Editor’s note – I think it is debatable on whether you are more likely to notice notifications on your wrist (via a vibration) as oppose to a smartphone somewhere on or near you. During the interview, Livia raised an interesting point where she had used a wristband that had a notification system before and while at the start she was instantly notified by any sudden vibrations on her wrist, over the long term she had become use to it before ignoring the vibrations and notifications all together.
Question: In an e-trading survey conducted by Caplin, we found that 77% of buy-side clients would want to monitor existing positions on a mobile device. What would the figure be today for SmartWatches?
Jonathan, Caplin Trading Solutions: I would say much much lower, but let’s find out, and even if it is a low figure I think it’s one of those things where the cost of implementation is so low that even having a small percentage of consumers onboard can turn SmartWatch support into a profitable solution. It’s not like you would be creating a new app, with high development costs, in an agile development it’s just another a sprint or two, not a project.
As it stands now, the wearable tech like Apple Watch won’t be replacing devices such as the Tablet and Smartphone anytime soon; a smartwatch simply lacks the screen space for a pleasant user experience. Instead, it is designed to compliment your mobile device, with notifications that give you quick bits of info and some notifications that can be acted upon instantly.
In development terms, it’s not that expensive to develop a smartwatch app if you already have a mobile app. Overall it’s a viable option… so yeah IG and Citi are certainly taking the right direction – with the advent of wearable tech they are exploiting a new, fresh segment of the e-trading market… but are they taking the right approach? Or missing the unique selling point of wearable tech?
Apple said it themselves: ‘“Apple Watch represents a new chapter in the relationship people have with technology’’.
There are things that people will always prefer doing on a bigger screen, with broader facilities, and financial trading is one of them.
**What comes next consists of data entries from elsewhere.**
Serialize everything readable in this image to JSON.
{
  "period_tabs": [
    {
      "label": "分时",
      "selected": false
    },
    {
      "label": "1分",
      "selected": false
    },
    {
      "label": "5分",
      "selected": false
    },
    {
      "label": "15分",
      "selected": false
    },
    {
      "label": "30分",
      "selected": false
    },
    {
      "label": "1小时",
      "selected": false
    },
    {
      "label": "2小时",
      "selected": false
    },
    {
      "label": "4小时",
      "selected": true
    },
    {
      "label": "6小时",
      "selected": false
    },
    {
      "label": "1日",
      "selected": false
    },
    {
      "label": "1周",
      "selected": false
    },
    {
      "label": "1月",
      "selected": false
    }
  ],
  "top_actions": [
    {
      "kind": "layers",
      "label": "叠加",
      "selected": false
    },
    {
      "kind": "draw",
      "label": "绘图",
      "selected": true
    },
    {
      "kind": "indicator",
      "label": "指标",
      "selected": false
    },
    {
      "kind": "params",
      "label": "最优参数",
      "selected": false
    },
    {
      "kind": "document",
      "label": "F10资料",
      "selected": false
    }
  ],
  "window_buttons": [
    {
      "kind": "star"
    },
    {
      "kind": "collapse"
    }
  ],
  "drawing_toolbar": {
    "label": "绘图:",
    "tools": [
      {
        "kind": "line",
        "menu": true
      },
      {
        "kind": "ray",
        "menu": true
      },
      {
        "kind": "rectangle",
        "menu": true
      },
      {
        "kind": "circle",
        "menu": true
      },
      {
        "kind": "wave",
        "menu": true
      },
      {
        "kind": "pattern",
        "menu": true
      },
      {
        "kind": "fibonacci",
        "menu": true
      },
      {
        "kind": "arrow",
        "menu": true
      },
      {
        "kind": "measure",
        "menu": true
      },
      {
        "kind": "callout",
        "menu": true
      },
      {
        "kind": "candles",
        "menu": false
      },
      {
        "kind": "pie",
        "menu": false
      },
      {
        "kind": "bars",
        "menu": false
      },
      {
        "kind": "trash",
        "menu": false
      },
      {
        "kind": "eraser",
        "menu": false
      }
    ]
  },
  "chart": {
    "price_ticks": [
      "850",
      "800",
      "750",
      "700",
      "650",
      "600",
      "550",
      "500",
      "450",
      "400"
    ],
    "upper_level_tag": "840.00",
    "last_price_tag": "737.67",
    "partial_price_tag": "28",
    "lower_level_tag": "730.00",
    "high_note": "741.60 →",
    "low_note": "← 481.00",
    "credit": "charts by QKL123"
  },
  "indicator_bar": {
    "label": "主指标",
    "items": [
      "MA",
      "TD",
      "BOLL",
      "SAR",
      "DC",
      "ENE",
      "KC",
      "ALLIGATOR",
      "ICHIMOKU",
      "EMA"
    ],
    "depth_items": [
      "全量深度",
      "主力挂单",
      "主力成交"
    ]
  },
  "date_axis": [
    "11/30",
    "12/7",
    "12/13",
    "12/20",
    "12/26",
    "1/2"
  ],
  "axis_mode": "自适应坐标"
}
However, it’s much more quicker to glance at your smartwatch and do a simple tap as opposed to getting your phone out of your pocket if you wanted to view a notification and act upon it.
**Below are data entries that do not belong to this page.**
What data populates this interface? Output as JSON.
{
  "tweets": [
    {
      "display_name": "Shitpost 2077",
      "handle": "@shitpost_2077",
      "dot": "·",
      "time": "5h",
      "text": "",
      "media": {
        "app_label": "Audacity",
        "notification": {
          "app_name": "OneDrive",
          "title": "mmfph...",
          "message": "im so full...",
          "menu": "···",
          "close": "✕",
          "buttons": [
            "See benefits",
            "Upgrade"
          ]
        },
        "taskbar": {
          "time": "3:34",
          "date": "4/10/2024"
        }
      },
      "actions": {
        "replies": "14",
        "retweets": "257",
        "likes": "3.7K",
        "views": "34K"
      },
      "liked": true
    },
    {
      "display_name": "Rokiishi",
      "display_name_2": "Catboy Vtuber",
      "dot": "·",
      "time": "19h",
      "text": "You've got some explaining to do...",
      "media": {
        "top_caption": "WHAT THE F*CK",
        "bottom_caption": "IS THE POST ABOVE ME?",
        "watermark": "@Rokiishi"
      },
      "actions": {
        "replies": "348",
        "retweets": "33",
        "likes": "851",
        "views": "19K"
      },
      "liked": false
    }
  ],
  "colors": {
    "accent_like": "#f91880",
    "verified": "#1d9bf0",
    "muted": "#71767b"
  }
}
Better still – you are more likely to notice a vibration on your wrist than in your back pocket. Even better still, it is more subtle and appropriate in some instances to look at things on your watch – like in a meeting – then say your mobile phone.
That call order you set up earlier in the day just came in, and you can make some money, and you know this because your wrist whispered it to you and you just took a glance on the sly.
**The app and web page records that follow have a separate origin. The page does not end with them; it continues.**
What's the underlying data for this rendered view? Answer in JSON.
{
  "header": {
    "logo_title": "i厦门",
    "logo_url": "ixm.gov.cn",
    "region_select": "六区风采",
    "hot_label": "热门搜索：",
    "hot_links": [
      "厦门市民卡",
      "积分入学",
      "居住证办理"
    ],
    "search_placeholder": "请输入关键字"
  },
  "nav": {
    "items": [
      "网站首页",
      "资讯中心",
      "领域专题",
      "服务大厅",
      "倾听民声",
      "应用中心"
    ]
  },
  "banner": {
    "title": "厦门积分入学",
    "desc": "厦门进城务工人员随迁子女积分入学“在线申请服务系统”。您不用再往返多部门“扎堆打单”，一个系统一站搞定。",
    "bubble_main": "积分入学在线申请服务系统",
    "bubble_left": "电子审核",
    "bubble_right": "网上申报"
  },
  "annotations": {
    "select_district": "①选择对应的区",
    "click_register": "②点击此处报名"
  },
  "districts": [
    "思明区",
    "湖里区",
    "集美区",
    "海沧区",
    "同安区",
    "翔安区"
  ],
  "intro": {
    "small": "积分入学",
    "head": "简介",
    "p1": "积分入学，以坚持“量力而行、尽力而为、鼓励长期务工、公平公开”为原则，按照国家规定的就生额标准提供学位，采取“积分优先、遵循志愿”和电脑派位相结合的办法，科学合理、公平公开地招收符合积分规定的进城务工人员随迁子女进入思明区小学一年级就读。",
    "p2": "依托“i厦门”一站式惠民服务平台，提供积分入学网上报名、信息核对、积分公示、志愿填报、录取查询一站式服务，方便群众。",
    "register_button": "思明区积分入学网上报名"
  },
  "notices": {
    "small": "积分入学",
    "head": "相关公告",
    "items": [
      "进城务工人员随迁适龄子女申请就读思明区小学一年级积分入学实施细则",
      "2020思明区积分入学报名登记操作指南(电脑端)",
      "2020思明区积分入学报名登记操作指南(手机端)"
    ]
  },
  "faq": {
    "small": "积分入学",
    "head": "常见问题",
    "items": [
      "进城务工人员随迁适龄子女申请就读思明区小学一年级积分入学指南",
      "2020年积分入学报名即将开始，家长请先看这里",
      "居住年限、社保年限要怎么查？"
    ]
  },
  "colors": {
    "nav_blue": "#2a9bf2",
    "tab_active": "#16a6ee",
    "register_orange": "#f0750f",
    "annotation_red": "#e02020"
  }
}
The problem will be middle managers wanting all features possible on a smartwatch. But how often will developers stop to address the usefulness of the device in question and to identify features that consumers are likely to adopt to make their lives easier and more productive? As oppose to a gimmicky set of features that fail to pick up any traction with users.
The answer is not to try and fit in the whole trading experience on a smartwatch, but instead offer instant notifications and simple interactions that are easy to execute.